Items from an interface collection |
#####
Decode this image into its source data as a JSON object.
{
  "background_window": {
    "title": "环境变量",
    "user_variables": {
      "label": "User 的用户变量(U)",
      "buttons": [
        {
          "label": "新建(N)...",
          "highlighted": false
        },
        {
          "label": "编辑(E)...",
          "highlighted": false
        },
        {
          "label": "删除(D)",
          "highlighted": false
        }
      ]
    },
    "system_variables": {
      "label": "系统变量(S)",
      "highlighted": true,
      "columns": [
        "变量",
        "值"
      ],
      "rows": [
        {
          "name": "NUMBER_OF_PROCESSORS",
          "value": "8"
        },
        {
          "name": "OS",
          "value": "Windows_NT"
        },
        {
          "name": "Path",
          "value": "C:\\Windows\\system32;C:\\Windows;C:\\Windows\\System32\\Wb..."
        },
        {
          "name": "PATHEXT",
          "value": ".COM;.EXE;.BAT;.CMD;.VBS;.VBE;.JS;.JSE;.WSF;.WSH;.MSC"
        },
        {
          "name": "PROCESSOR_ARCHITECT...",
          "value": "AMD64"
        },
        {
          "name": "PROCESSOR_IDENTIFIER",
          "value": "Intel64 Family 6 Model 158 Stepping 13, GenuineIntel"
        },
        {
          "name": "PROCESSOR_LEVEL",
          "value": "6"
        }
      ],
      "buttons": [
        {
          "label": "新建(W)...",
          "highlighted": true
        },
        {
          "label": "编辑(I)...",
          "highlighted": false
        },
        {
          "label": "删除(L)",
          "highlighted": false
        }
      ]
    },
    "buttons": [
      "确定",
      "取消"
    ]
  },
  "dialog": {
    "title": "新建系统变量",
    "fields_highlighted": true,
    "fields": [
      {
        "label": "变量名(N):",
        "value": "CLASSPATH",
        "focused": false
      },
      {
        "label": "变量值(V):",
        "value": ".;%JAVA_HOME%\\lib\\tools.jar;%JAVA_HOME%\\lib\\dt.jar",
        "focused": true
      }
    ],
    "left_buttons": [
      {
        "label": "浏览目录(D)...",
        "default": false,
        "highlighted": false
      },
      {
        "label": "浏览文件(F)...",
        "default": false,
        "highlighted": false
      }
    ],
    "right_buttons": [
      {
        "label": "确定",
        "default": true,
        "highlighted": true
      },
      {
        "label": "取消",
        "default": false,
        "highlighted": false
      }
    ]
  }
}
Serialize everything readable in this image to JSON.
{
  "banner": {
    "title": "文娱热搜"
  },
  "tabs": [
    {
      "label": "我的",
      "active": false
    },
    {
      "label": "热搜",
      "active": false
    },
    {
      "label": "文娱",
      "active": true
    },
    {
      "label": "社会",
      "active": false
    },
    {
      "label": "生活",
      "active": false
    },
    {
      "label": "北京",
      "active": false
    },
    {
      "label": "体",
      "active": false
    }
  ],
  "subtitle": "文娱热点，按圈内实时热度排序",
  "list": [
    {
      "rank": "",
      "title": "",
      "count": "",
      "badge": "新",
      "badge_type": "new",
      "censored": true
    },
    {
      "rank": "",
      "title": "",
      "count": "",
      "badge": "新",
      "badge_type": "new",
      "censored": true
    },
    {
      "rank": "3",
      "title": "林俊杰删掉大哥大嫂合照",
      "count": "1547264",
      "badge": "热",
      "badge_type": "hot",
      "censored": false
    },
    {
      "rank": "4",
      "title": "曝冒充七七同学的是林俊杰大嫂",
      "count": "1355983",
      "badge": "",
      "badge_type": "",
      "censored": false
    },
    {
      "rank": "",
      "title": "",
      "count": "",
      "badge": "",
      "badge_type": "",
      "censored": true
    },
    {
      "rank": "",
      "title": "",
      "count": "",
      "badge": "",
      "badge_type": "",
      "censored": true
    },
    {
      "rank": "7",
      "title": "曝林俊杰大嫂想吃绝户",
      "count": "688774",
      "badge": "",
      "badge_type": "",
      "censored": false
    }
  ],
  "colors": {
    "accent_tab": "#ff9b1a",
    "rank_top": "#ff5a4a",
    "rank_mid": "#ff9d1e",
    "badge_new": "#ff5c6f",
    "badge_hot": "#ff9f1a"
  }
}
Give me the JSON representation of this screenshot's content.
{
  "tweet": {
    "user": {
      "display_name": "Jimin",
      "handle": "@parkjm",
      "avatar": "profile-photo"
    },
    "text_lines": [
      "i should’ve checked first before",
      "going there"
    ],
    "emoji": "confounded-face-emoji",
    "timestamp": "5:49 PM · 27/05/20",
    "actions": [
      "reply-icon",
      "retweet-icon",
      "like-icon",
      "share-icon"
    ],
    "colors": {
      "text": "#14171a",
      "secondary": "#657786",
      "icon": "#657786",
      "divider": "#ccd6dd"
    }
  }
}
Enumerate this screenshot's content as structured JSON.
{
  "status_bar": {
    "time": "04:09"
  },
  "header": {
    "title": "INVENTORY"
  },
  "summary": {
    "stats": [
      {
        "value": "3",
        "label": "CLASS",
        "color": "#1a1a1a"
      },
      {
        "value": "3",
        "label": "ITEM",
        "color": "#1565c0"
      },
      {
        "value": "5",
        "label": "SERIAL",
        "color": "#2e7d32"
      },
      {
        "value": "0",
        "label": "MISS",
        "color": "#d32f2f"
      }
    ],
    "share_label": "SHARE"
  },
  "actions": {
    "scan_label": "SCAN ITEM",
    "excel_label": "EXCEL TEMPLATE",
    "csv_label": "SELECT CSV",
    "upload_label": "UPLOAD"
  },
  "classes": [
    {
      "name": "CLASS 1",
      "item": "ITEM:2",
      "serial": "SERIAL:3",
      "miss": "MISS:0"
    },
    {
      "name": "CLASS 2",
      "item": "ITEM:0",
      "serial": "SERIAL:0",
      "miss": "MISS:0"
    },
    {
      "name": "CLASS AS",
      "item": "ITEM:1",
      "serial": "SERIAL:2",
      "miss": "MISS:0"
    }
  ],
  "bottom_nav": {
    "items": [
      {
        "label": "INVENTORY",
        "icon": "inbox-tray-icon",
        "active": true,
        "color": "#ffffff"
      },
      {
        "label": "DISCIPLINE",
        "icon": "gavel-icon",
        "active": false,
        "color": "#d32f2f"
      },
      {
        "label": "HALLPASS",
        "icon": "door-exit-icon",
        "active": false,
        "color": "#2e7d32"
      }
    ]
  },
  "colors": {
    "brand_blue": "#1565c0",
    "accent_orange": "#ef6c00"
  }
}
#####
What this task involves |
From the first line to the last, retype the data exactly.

Answer box |
Decode this image into its source data as a JSON object.
{
  "background_window": {
    "title": "环境变量",
    "user_variables": {
      "label": "User 的用户变量(U)",
      "buttons": [
        {
          "label": "新建(N)...",
          "highlighted": false
        },
        {
          "label": "编辑(E)...",
          "highlighted": false
        },
        {
          "label": "删除(D)",
          "highlighted": false
        }
      ]
    },
    "system_variables": {
      "label": "系统变量(S)",
      "highlighted": true,
      "columns": [
        "变量",
        "值"
      ],
      "rows": [
        {
          "name": "NUMBER_OF_PROCESSORS",
          "value": "8"
        },
        {
          "name": "OS",
          "value": "Windows_NT"
        },
        {
          "name": "Path",
          "value": "C:\\Windows\\system32;C:\\Windows;C:\\Windows\\System32\\Wb..."
        },
        {
          "name": "PATHEXT",
          "value": ".COM;.EXE;.BAT;.CMD;.VBS;.VBE;.JS;.JSE;.WSF;.WSH;.MSC"
        },
        {
          "name": "PROCESSOR_ARCHITECT...",
          "value": "AMD64"
        },
        {
          "name": "PROCESSOR_IDENTIFIER",
          "value": "Intel64 Family 6 Model 158 Stepping 13, GenuineIntel"
        },
        {
          "name": "PROCESSOR_LEVEL",
          "value": "6"
        }
      ],
      "buttons": [
        {
          "label": "新建(W)...",
          "highlighted": true
        },
        {
          "label": "编辑(I)...",
          "highlighted": false
        },
        {
          "label": "删除(L)",
          "highlighted": false
        }
      ]
    },
    "buttons": [
      "确定",
      "取消"
    ]
  },
  "dialog": {
    "title": "新建系统变量",
    "fields_highlighted": true,
    "fields": [
      {
        "label": "变量名(N):",
        "value": "CLASSPATH",
        "focused": false
      },
      {
        "label": "变量值(V):",
        "value": ".;%JAVA_HOME%\\lib\\tools.jar;%JAVA_HOME%\\lib\\dt.jar",
        "focused": true
      }
    ],
    "left_buttons": [
      {
        "label": "浏览目录(D)...",
        "default": false,
        "highlighted": false
      },
      {
        "label": "浏览文件(F)...",
        "default": false,
        "highlighted": false
      }
    ],
    "right_buttons": [
      {
        "label": "确定",
        "default": true,
        "highlighted": true
      },
      {
        "label": "取消",
        "default": false,
        "highlighted": false
      }
    ]
  }
}
Serialize everything readable in this image to JSON.
{
  "banner": {
    "title": "文娱热搜"
  },
  "tabs": [
    {
      "label": "我的",
      "active": false
    },
    {
      "label": "热搜",
      "active": false
    },
    {
      "label": "文娱",
      "active": true
    },
    {
      "label": "社会",
      "active": false
    },
    {
      "label": "生活",
      "active": false
    },
    {
      "label": "北京",
      "active": false
    },
    {
      "label": "体",
      "active": false
    }
  ],
  "subtitle": "文娱热点，按圈内实时热度排序",
  "list": [
    {
      "rank": "",
      "title": "",
      "count": "",
      "badge": "新",
      "badge_type": "new",
      "censored": true
    },
    {
      "rank": "",
      "title": "",
      "count": "",
      "badge": "新",
      "badge_type": "new",
      "censored": true
    },
    {
      "rank": "3",
      "title": "林俊杰删掉大哥大嫂合照",
      "count": "1547264",
      "badge": "热",
      "badge_type": "hot",
      "censored": false
    },
    {
      "rank": "4",
      "title": "曝冒充七七同学的是林俊杰大嫂",
      "count": "1355983",
      "badge": "",
      "badge_type": "",
      "censored": false
    },
    {
      "rank": "",
      "title": "",
      "count": "",
      "badge": "",
      "badge_type": "",
      "censored": true
    },
    {
      "rank": "",
      "title": "",
      "count": "",
      "badge": "",
      "badge_type": "",
      "censored": true
    },
    {
      "rank": "7",
      "title": "曝林俊杰大嫂想吃绝户",
      "count": "688774",
      "badge": "",
      "badge_type": "",
      "censored": false
    }
  ],
  "colors": {
    "accent_tab": "#ff9b1a",
    "rank_top": "#ff5a4a",
    "rank_mid": "#ff9d1e",
    "badge_new": "#ff5c6f",
    "badge_hot": "#ff9f1a"
  }
}
Give me the JSON representation of this screenshot's content.
{
  "tweet": {
    "user": {
      "display_name": "Jimin",
      "handle": "@parkjm",
      "avatar": "profile-photo"
    },
    "text_lines": [
      "i should’ve checked first before",
      "going there"
    ],
    "emoji": "confounded-face-emoji",
    "timestamp": "5:49 PM · 27/05/20",
    "actions": [
      "reply-icon",
      "retweet-icon",
      "like-icon",
      "share-icon"
    ],
    "colors": {
      "text": "#14171a",
      "secondary": "#657786",
      "icon": "#657786",
      "divider": "#ccd6dd"
    }
  }
}
Enumerate this screenshot's content as structured JSON.
{
  "status_bar": {
    "time": "04:09"
  },
  "header": {
    "title": "INVENTORY"
  },
  "summary": {
    "stats": [
      {
        "value": "3",
        "label": "CLASS",
        "color": "#1a1a1a"
      },
      {
        "value": "3",
        "label": "ITEM",
        "color": "#1565c0"
      },
      {
        "value": "5",
        "label": "SERIAL",
        "color": "#2e7d32"
      },
      {
        "value": "0",
        "label": "MISS",
        "color": "#d32f2f"
      }
    ],
    "share_label": "SHARE"
  },
  "actions": {
    "scan_label": "SCAN ITEM",
    "excel_label": "EXCEL TEMPLATE",
    "csv_label": "SELECT CSV",
    "upload_label": "UPLOAD"
  },
  "classes": [
    {
      "name": "CLASS 1",
      "item": "ITEM:2",
      "serial": "SERIAL:3",
      "miss": "MISS:0"
    },
    {
      "name": "CLASS 2",
      "item": "ITEM:0",
      "serial": "SERIAL:0",
      "miss": "MISS:0"
    },
    {
      "name": "CLASS AS",
      "item": "ITEM:1",
      "serial": "SERIAL:2",
      "miss": "MISS:0"
    }
  ],
  "bottom_nav": {
    "items": [
      {
        "label": "INVENTORY",
        "icon": "inbox-tray-icon",
        "active": true,
        "color": "#ffffff"
      },
      {
        "label": "DISCIPLINE",
        "icon": "gavel-icon",
        "active": false,
        "color": "#d32f2f"
      },
      {
        "label": "HALLPASS",
        "icon": "door-exit-icon",
        "active": false,
        "color": "#2e7d32"
      }
    ]
  },
  "colors": {
    "brand_blue": "#1565c0",
    "accent_orange": "#ef6c00"
  }
}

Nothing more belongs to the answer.